Jimmy Van Heusen’s melody is chord driven; in fact the radical harmonic movement in the first few bars is most unusual and challenging for a popular song. For that reason, the song serves as inspiration for jazz improvisation and may explain why it is perhaps more popular with performers than with the general public. Lyrically, Johnny Burke matches Van Heusen’s complexity with an exceptionally understated, almost bemused reflection on lost love that makes the loss all the more wrenching because it is implied rather than explicitly stated. For instance “Maybe I should have saved those leftover dreams” – – the protagonist speculates and then adds as an afterthought – – “Funny – but here’s that rainy day,”

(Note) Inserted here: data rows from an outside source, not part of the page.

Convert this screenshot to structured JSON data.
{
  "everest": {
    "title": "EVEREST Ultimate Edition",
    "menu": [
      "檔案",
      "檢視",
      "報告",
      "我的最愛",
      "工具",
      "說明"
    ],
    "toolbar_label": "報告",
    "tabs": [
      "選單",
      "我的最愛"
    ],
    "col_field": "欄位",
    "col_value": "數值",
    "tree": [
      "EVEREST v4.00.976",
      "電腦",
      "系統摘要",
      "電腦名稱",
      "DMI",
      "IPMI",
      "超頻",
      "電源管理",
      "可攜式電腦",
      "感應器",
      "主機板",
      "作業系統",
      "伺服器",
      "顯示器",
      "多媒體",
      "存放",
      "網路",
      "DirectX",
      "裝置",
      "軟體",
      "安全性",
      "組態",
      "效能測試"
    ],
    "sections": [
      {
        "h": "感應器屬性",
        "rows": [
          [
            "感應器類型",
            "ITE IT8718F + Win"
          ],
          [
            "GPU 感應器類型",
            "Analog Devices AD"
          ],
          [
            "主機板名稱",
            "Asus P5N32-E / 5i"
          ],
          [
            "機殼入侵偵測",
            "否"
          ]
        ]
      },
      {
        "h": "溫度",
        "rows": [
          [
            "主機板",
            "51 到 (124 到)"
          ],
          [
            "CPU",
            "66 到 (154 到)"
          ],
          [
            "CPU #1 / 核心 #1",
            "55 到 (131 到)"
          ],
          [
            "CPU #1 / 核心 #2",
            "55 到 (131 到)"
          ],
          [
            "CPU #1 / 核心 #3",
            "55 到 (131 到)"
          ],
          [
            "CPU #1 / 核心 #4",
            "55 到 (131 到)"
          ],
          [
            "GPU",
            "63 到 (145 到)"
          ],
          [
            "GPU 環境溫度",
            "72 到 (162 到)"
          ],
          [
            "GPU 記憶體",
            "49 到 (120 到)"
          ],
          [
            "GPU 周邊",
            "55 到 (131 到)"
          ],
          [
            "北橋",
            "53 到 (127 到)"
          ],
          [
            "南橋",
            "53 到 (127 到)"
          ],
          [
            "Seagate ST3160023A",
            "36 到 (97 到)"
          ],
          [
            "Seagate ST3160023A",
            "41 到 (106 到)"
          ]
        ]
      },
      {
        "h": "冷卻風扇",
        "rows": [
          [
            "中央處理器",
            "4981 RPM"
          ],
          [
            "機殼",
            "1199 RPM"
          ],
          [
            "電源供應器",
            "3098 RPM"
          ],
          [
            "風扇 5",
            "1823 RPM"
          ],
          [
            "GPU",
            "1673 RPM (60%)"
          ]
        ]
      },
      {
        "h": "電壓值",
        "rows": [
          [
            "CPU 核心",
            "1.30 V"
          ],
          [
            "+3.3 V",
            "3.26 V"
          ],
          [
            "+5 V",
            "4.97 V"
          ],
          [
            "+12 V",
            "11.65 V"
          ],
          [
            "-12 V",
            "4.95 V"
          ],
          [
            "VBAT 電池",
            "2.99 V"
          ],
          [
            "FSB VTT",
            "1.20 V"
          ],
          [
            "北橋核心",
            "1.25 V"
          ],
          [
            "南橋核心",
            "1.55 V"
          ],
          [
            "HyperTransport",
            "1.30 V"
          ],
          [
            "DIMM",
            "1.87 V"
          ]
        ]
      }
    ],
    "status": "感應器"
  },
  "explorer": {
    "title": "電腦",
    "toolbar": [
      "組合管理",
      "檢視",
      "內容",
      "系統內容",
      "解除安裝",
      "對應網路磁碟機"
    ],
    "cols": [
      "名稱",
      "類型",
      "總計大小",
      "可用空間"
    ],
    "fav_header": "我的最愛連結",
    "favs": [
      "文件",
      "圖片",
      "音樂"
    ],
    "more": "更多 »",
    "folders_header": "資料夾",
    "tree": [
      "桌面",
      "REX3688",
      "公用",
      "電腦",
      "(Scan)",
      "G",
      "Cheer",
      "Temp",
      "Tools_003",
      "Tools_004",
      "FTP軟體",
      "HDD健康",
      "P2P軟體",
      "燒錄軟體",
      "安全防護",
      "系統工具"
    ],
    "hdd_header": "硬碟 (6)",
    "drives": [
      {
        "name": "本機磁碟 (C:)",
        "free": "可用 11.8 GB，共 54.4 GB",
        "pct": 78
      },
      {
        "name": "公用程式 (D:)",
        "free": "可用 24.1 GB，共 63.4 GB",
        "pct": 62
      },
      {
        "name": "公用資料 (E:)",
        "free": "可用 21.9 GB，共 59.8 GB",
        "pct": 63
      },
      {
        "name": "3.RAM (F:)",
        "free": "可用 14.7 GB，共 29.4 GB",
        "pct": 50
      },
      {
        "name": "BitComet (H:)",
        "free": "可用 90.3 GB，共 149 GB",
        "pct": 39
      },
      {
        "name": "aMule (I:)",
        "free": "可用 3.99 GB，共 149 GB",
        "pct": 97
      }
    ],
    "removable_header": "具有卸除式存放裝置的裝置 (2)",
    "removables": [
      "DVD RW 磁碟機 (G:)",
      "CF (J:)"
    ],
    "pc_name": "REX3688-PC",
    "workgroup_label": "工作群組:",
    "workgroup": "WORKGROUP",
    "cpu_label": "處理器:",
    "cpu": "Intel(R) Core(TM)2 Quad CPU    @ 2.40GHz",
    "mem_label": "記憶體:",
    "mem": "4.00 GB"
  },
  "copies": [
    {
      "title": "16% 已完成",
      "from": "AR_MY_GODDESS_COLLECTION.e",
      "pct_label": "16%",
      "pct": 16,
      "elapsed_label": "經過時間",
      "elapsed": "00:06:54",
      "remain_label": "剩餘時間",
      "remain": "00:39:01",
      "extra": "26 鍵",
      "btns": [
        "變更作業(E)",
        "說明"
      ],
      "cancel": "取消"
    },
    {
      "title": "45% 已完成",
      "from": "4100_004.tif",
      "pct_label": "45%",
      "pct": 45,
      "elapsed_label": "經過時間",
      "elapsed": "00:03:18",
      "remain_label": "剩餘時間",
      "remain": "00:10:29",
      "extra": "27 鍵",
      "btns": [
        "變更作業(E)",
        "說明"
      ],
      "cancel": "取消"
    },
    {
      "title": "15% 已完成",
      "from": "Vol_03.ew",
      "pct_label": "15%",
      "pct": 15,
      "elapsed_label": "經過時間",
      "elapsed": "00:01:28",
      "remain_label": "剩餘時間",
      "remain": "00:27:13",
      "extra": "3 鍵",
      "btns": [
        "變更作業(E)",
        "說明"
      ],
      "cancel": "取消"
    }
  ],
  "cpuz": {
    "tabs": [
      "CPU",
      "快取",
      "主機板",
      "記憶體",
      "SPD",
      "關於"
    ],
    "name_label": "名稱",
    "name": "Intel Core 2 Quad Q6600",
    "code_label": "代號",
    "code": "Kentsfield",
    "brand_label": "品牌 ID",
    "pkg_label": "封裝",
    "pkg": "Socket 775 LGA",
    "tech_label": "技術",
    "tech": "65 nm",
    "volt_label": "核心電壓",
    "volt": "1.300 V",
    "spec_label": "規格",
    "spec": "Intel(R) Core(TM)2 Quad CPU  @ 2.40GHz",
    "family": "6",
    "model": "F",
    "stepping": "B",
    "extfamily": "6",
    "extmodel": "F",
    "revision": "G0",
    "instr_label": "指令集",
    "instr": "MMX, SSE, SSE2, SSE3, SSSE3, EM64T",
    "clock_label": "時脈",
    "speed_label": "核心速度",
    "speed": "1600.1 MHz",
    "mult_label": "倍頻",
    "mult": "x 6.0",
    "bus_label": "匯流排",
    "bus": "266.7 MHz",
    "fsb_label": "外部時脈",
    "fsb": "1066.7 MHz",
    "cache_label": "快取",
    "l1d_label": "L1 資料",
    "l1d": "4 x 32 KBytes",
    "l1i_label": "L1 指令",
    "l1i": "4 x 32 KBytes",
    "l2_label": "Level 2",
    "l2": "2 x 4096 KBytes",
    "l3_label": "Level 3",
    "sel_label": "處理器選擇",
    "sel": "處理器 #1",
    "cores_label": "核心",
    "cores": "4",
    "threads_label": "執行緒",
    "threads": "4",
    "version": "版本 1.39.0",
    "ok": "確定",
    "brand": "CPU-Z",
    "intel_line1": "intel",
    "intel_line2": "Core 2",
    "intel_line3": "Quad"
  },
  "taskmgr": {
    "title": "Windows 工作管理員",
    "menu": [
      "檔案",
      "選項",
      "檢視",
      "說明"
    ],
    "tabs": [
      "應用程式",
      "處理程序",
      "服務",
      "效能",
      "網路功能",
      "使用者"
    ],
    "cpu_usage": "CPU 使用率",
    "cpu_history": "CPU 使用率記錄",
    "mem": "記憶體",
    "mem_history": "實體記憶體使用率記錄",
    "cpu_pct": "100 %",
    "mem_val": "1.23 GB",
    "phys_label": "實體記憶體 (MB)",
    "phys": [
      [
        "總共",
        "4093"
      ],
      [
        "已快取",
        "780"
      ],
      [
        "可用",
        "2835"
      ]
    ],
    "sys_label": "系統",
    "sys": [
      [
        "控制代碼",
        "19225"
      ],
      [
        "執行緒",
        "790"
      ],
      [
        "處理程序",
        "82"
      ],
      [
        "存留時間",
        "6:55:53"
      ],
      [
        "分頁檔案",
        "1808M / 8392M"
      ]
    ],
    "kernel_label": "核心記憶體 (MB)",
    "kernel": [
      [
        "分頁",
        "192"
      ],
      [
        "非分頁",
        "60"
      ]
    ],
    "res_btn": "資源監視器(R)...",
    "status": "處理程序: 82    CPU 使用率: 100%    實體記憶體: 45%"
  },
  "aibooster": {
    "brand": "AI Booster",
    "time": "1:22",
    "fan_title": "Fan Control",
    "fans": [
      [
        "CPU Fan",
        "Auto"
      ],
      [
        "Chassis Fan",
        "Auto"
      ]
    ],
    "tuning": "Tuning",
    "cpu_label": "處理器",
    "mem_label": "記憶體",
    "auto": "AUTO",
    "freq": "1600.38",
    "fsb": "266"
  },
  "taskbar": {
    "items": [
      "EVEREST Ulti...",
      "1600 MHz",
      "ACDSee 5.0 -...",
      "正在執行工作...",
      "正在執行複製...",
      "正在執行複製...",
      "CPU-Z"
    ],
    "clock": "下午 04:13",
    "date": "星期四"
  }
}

Following its publication in 1953 the song did not gain much attention until Frank Sinatra’s superior recording with Gordon Jenkins (the 1959 No One Cares album). (No composer enjoyed more support from Sinatra who, surprisingly, recorded 85 of Van Heusen’s songs.) Despite the onslaught of rock music during the 1960s, the song gradually established itself as part of the standard repertoire and is now firmly entrenched in the Great American Songbook (GAS). Part of its success can be attributed to its mutability. For example, the song works well with a slow swing tempo or a glacially slow ballad such as the Bill Evans treatments (link below). It even works at a fast clip such as in a Philly Joe Jones treatment. Richard “Groove” Holmes turned it into a medium-tempo funk feature. The song is an especially good bossa nova piece (e.g., Wes Montgomery/Don Sebesky, link below). As noted above, Burke’s lyrics are excellent and many of the better vocalists include “Here’s That Rainy Day” in their repertoire. The song almost demands its harmony’s presence for a singer to not get lost in the complex line and, perhaps for that reason, mediocre singers seldom choose this song.
A Few Sample Recordings
Wes Montgomery from the 1965 Bumpin, string arrangements by Don Sebesky
Bill Evans from Alone, 1968 (this LP won Evans his third Grammy)
Stan Getz with Gary Burton (vibraphone), Carnegie Hall, 1964
Paul Desmond, with guitarist Jim Hall, from the 1965 Easy Living recording
Frank Sinatra with Gordon Jenkins from the 1959 No One Cares recording
Nat King Cole from his ‘50s TV show
Peggy Lee with Quincy Jones from her 1961 If You Go recording
You may also wish to investigate worthy recordings by the following.
Vocal versions by Carmen McRae, Jack Jones, Ella Fitzgerald, Julie London. Vic Damone, Steve Lawrence and Rosemary Clooney
Instrumental versions by Art Pepper, Danny Zeitlin, Gerry Mulligan, Joe Pass, Freddie Hubbard and Tommy Flanagan